PROVIDED ENTRIES Start Marker

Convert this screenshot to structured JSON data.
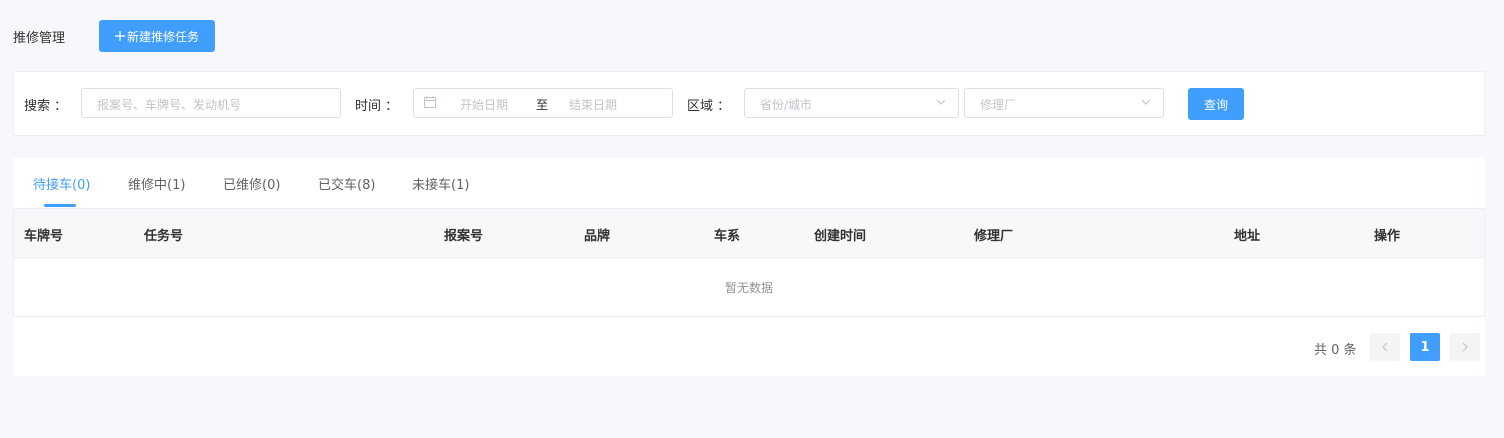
{
  "header": {
    "title": "推修管理",
    "new_button": "新建推修任务"
  },
  "filters": {
    "search_label": "搜索 ：",
    "search_placeholder": "报案号、车牌号、发动机号",
    "time_label": "时间 ：",
    "start_placeholder": "开始日期",
    "range_separator": "至",
    "end_placeholder": "结束日期",
    "region_label": "区域 ：",
    "province_placeholder": "省份/城市",
    "factory_placeholder": "修理厂",
    "query_button": "查询"
  },
  "tabs": [
    {
      "label": "待接车(0)",
      "active": true
    },
    {
      "label": "维修中(1)",
      "active": false
    },
    {
      "label": "已维修(0)",
      "active": false
    },
    {
      "label": "已交车(8)",
      "active": false
    },
    {
      "label": "未接车(1)",
      "active": false
    }
  ],
  "table": {
    "columns": [
      "车牌号",
      "任务号",
      "报案号",
      "品牌",
      "车系",
      "创建时间",
      "修理厂",
      "地址",
      "操作"
    ],
    "rows": [],
    "empty_text": "暂无数据"
  },
  "pagination": {
    "total_text": "共 0 条",
    "current_page": "1"
  },
  "colors": {
    "primary": "#409eff",
    "background": "#f7f8fb"
  }
}
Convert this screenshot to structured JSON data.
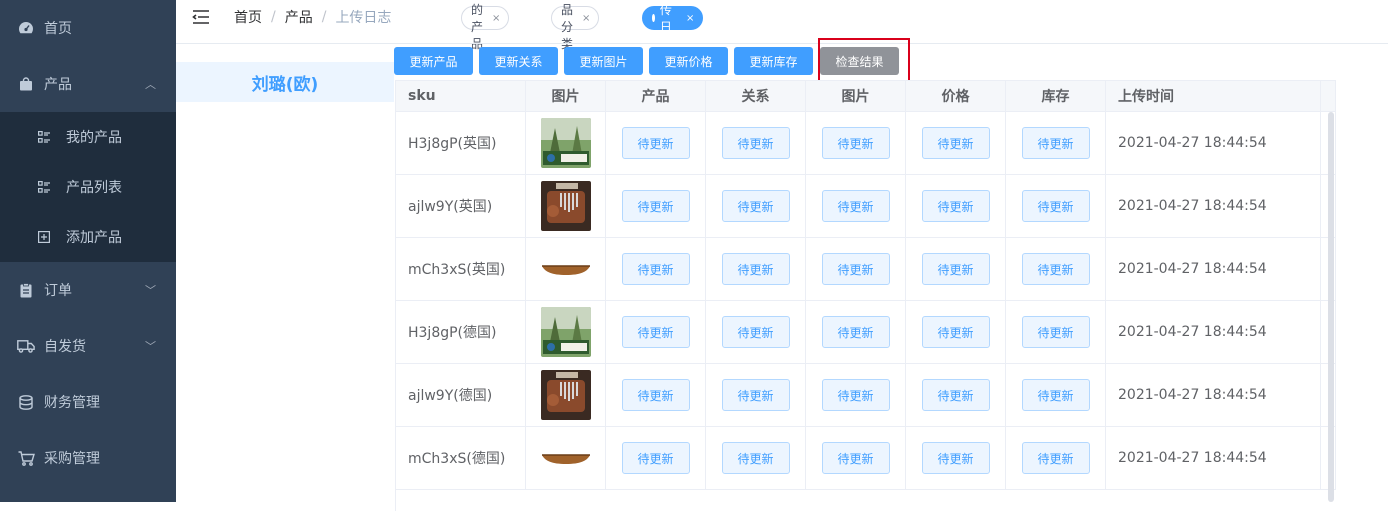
{
  "sidebar": {
    "home": "首页",
    "product": "产品",
    "sub": [
      "我的产品",
      "产品列表",
      "添加产品"
    ],
    "order": "订单",
    "self_ship": "自发货",
    "finance": "财务管理",
    "purchase": "采购管理"
  },
  "breadcrumb": [
    "首页",
    "产品",
    "上传日志"
  ],
  "tags": [
    {
      "label": "我的产品",
      "active": false
    },
    {
      "label": "产品分类",
      "active": false
    },
    {
      "label": "上传日志",
      "active": true
    }
  ],
  "store_name": "刘璐(欧)",
  "actions": [
    "更新产品",
    "更新关系",
    "更新图片",
    "更新价格",
    "更新库存",
    "检查结果"
  ],
  "columns": [
    "sku",
    "图片",
    "产品",
    "关系",
    "图片",
    "价格",
    "库存",
    "上传时间"
  ],
  "pending_label": "待更新",
  "rows": [
    {
      "sku": "H3j8gP(英国)",
      "image": "forest",
      "time": "2021-04-27 18:44:54"
    },
    {
      "sku": "ajlw9Y(英国)",
      "image": "kalimba",
      "time": "2021-04-27 18:44:54"
    },
    {
      "sku": "mCh3xS(英国)",
      "image": "bowl",
      "time": "2021-04-27 18:44:54"
    },
    {
      "sku": "H3j8gP(德国)",
      "image": "forest",
      "time": "2021-04-27 18:44:54"
    },
    {
      "sku": "ajlw9Y(德国)",
      "image": "kalimba",
      "time": "2021-04-27 18:44:54"
    },
    {
      "sku": "mCh3xS(德国)",
      "image": "bowl",
      "time": "2021-04-27 18:44:54"
    }
  ],
  "colors": {
    "sidebar_bg": "#304156",
    "submenu_bg": "#1f2d3d",
    "primary": "#409eff",
    "gray_button": "#909399",
    "highlight_border": "#d9001b"
  }
}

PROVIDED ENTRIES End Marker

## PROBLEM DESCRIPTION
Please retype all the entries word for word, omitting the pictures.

## TASK ANSWER
Convert this screenshot to structured JSON data.
{
  "header": {
    "title": "推修管理",
    "new_button": "新建推修任务"
  },
  "filters": {
    "search_label": "搜索 ：",
    "search_placeholder": "报案号、车牌号、发动机号",
    "time_label": "时间 ：",
    "start_placeholder": "开始日期",
    "range_separator": "至",
    "end_placeholder": "结束日期",
    "region_label": "区域 ：",
    "province_placeholder": "省份/城市",
    "factory_placeholder": "修理厂",
    "query_button": "查询"
  },
  "tabs": [
    {
      "label": "待接车(0)",
      "active": true
    },
    {
      "label": "维修中(1)",
      "active": false
    },
    {
      "label": "已维修(0)",
      "active": false
    },
    {
      "label": "已交车(8)",
      "active": false
    },
    {
      "label": "未接车(1)",
      "active": false
    }
  ],
  "table": {
    "columns": [
      "车牌号",
      "任务号",
      "报案号",
      "品牌",
      "车系",
      "创建时间",
      "修理厂",
      "地址",
      "操作"
    ],
    "rows": [],
    "empty_text": "暂无数据"
  },
  "pagination": {
    "total_text": "共 0 条",
    "current_page": "1"
  },
  "colors": {
    "primary": "#409eff",
    "background": "#f7f8fb"
  }
}
Convert this screenshot to structured JSON data.
{
  "sidebar": {
    "home": "首页",
    "product": "产品",
    "sub": [
      "我的产品",
      "产品列表",
      "添加产品"
    ],
    "order": "订单",
    "self_ship": "自发货",
    "finance": "财务管理",
    "purchase": "采购管理"
  },
  "breadcrumb": [
    "首页",
    "产品",
    "上传日志"
  ],
  "tags": [
    {
      "label": "我的产品",
      "active": false
    },
    {
      "label": "产品分类",
      "active": false
    },
    {
      "label": "上传日志",
      "active": true
    }
  ],
  "store_name": "刘璐(欧)",
  "actions": [
    "更新产品",
    "更新关系",
    "更新图片",
    "更新价格",
    "更新库存",
    "检查结果"
  ],
  "columns": [
    "sku",
    "图片",
    "产品",
    "关系",
    "图片",
    "价格",
    "库存",
    "上传时间"
  ],
  "pending_label": "待更新",
  "rows": [
    {
      "sku": "H3j8gP(英国)",
      "image": "forest",
      "time": "2021-04-27 18:44:54"
    },
    {
      "sku": "ajlw9Y(英国)",
      "image": "kalimba",
      "time": "2021-04-27 18:44:54"
    },
    {
      "sku": "mCh3xS(英国)",
      "image": "bowl",
      "time": "2021-04-27 18:44:54"
    },
    {
      "sku": "H3j8gP(德国)",
      "image": "forest",
      "time": "2021-04-27 18:44:54"
    },
    {
      "sku": "ajlw9Y(德国)",
      "image": "kalimba",
      "time": "2021-04-27 18:44:54"
    },
    {
      "sku": "mCh3xS(德国)",
      "image": "bowl",
      "time": "2021-04-27 18:44:54"
    }
  ],
  "colors": {
    "sidebar_bg": "#304156",
    "submenu_bg": "#1f2d3d",
    "primary": "#409eff",
    "gray_button": "#909399",
    "highlight_border": "#d9001b"
  }
}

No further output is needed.